Segment Open

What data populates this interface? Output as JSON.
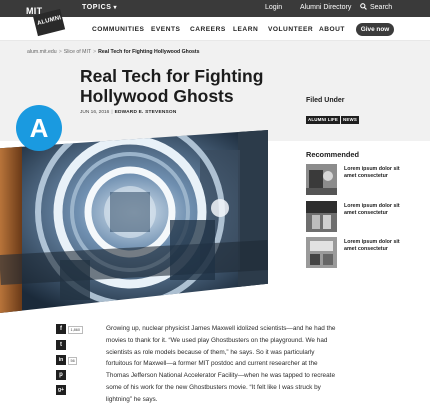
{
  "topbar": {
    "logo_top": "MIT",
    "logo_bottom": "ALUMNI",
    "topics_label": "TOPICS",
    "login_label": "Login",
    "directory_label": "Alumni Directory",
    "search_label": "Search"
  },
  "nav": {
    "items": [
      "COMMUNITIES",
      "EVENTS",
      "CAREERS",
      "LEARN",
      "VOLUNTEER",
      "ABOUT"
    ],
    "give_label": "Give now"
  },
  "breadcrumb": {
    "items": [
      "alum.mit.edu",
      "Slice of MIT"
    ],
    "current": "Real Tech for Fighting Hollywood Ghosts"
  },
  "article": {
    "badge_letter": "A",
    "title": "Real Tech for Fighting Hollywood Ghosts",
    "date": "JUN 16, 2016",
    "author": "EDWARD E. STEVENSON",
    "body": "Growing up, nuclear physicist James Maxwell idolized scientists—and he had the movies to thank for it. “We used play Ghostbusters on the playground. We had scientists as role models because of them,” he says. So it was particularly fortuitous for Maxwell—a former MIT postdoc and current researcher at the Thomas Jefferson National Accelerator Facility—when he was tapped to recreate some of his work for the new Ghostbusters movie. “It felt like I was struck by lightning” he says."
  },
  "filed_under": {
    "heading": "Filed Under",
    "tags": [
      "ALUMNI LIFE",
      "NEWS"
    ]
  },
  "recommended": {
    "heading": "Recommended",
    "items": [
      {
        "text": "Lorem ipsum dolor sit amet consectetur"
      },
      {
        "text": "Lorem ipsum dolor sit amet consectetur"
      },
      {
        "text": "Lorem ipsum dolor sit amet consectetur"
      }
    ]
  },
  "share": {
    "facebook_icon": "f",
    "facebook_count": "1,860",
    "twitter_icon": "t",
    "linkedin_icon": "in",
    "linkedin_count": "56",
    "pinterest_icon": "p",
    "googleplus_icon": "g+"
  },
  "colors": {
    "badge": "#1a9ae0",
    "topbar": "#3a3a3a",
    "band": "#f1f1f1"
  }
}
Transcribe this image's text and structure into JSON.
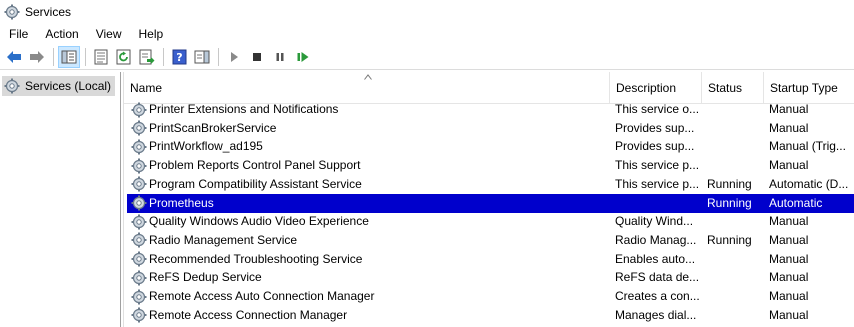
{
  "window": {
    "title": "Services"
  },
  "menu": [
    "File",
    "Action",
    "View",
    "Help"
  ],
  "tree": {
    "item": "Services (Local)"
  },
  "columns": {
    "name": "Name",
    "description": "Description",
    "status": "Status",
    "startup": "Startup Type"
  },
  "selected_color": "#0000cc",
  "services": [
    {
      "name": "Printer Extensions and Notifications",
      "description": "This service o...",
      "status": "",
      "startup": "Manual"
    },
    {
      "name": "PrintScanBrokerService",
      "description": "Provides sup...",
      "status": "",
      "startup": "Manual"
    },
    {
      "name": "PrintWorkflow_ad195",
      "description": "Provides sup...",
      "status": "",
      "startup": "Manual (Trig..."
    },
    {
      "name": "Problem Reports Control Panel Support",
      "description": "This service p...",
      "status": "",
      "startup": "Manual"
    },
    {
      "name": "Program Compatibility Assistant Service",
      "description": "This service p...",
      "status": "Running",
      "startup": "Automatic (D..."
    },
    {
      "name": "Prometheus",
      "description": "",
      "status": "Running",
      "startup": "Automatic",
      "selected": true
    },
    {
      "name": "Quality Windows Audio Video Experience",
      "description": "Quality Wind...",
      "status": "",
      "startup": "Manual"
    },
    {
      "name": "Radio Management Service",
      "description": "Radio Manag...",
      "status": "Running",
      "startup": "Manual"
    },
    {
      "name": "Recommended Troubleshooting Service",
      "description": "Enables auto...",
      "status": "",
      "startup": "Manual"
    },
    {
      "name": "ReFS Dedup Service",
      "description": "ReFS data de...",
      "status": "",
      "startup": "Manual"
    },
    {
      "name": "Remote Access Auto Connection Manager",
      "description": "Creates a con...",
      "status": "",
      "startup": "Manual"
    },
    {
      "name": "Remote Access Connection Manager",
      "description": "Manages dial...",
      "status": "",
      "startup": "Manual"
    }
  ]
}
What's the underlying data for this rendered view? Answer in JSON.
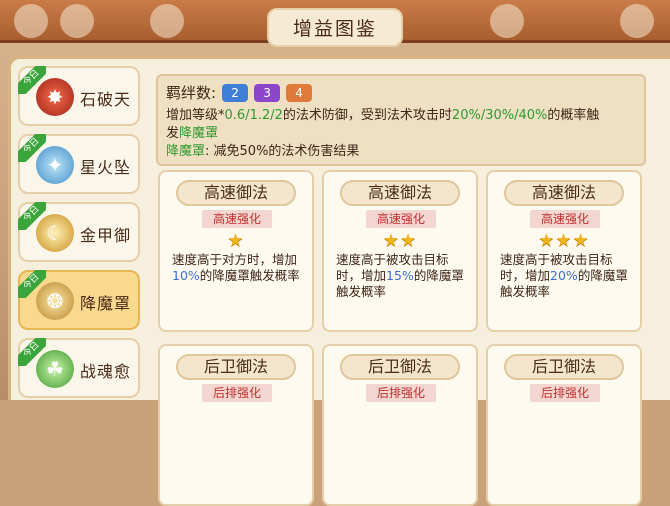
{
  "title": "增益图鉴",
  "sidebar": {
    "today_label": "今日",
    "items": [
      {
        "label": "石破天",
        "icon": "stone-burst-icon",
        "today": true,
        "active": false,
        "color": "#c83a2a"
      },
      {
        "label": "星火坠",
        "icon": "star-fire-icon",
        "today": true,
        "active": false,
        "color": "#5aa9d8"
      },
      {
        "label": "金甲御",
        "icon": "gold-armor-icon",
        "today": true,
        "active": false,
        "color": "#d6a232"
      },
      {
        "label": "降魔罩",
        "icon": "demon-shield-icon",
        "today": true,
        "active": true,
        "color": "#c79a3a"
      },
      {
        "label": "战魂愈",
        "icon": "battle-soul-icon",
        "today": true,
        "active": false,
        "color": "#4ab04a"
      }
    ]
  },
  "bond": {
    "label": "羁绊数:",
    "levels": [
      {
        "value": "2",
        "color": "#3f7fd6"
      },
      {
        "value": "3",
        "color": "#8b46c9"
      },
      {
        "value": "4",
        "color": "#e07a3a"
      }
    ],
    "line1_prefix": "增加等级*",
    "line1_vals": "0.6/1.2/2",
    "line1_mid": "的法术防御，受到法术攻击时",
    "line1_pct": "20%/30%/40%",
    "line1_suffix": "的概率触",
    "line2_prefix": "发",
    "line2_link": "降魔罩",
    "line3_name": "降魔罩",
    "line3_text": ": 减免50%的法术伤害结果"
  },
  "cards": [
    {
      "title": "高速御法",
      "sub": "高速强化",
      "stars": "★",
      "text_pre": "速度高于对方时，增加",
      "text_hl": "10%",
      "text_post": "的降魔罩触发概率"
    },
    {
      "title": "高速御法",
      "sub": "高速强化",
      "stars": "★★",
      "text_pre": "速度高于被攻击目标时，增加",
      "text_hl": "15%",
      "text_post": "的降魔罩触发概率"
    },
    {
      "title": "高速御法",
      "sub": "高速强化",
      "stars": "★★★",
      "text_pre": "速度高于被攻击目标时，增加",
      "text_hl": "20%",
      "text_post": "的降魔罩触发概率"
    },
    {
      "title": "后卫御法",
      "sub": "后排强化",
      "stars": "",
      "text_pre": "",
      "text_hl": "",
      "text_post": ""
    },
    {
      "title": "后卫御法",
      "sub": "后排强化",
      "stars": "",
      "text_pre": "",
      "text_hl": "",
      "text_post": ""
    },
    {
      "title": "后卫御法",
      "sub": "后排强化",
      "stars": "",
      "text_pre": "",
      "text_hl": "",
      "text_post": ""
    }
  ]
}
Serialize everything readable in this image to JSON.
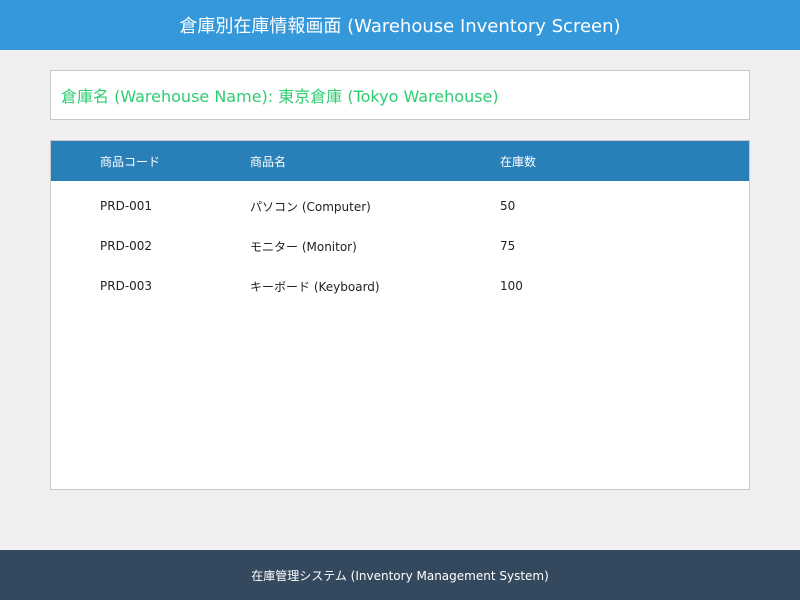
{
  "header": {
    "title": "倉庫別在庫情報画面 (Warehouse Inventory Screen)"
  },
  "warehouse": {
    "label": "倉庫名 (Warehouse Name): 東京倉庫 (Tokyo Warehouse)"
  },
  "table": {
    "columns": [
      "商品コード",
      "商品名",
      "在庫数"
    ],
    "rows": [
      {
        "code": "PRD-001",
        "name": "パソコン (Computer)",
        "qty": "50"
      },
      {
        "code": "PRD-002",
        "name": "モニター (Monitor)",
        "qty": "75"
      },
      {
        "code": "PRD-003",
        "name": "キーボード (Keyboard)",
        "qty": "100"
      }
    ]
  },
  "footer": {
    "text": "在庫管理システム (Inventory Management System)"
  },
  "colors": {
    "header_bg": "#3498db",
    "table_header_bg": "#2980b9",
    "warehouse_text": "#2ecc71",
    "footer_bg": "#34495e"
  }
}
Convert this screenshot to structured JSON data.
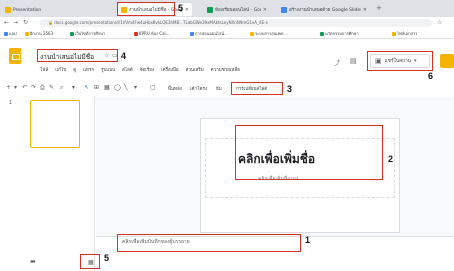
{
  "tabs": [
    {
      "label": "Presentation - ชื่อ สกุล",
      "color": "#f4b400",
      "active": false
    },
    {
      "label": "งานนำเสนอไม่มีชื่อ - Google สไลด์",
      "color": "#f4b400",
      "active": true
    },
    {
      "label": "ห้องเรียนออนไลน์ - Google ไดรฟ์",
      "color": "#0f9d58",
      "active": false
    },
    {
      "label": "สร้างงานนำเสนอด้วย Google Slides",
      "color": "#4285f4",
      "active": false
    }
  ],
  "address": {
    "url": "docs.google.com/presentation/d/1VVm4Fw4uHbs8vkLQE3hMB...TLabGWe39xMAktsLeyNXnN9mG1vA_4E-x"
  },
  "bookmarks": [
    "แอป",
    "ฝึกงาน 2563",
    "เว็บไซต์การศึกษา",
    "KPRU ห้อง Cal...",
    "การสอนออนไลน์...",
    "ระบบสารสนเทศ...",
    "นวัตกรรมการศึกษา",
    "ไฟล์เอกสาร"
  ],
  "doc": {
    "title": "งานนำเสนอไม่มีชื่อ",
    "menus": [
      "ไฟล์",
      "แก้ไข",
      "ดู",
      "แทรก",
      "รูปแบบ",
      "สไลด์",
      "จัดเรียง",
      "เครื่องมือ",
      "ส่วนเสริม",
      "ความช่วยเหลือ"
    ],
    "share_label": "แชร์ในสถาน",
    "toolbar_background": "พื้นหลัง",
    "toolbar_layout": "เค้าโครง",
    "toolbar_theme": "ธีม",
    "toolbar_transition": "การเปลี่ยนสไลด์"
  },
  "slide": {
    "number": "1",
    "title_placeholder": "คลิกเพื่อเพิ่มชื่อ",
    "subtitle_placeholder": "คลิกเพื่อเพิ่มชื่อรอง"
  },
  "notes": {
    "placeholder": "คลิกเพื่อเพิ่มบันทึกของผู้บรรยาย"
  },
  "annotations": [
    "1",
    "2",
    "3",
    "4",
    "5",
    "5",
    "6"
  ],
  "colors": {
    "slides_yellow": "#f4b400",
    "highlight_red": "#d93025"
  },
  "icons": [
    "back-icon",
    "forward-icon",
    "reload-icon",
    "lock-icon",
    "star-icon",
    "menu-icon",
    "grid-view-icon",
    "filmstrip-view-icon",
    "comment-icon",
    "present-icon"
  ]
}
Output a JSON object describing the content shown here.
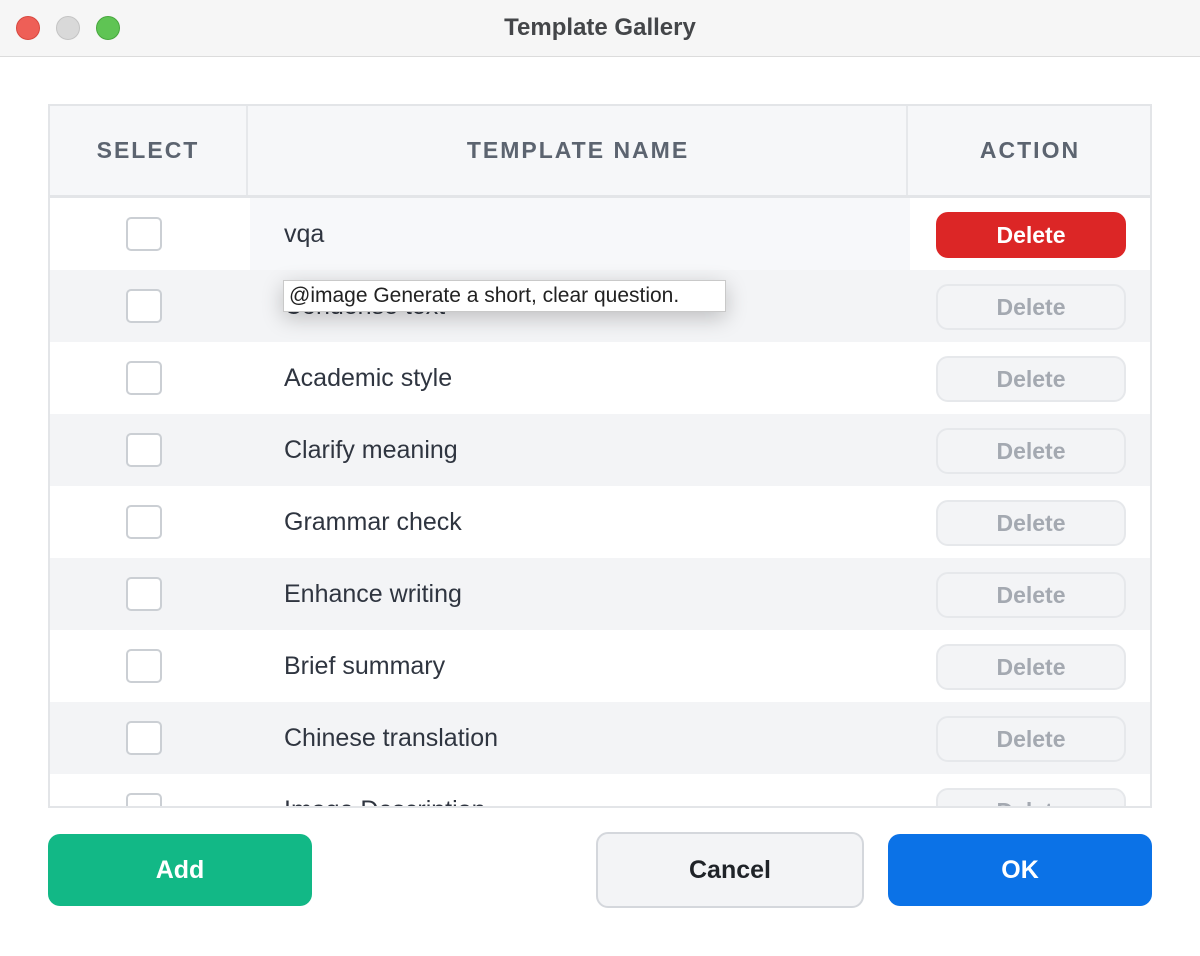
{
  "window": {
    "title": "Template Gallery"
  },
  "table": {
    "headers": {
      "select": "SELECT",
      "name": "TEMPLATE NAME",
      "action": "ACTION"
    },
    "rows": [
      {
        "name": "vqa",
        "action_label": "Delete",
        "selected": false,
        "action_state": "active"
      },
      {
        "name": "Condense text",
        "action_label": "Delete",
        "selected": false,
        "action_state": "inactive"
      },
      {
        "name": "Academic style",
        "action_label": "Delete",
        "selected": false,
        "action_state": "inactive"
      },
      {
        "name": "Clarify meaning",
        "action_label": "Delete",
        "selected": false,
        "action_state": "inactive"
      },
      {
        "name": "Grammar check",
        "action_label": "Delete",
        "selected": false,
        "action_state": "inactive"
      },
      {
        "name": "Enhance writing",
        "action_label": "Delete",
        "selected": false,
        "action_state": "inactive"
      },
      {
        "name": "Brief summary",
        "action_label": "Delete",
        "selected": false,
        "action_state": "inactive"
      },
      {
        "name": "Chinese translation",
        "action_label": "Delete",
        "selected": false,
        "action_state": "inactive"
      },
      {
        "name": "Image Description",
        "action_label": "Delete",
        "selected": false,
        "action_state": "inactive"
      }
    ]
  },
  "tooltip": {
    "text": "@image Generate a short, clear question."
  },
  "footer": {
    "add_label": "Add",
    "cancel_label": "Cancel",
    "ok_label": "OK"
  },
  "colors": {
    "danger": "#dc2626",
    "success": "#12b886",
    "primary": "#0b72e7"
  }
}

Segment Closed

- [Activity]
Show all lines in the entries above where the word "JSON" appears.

- [Expected answer]
What data populates this interface? Output as JSON.
Transcribe this image's text and structure into JSON.
What's the underlying data for this rendered view? Answer in JSON.
Serialize everything readable in this image to JSON.
Convert this screenshot to structured JSON data.
Output a JSON object describing the content shown here.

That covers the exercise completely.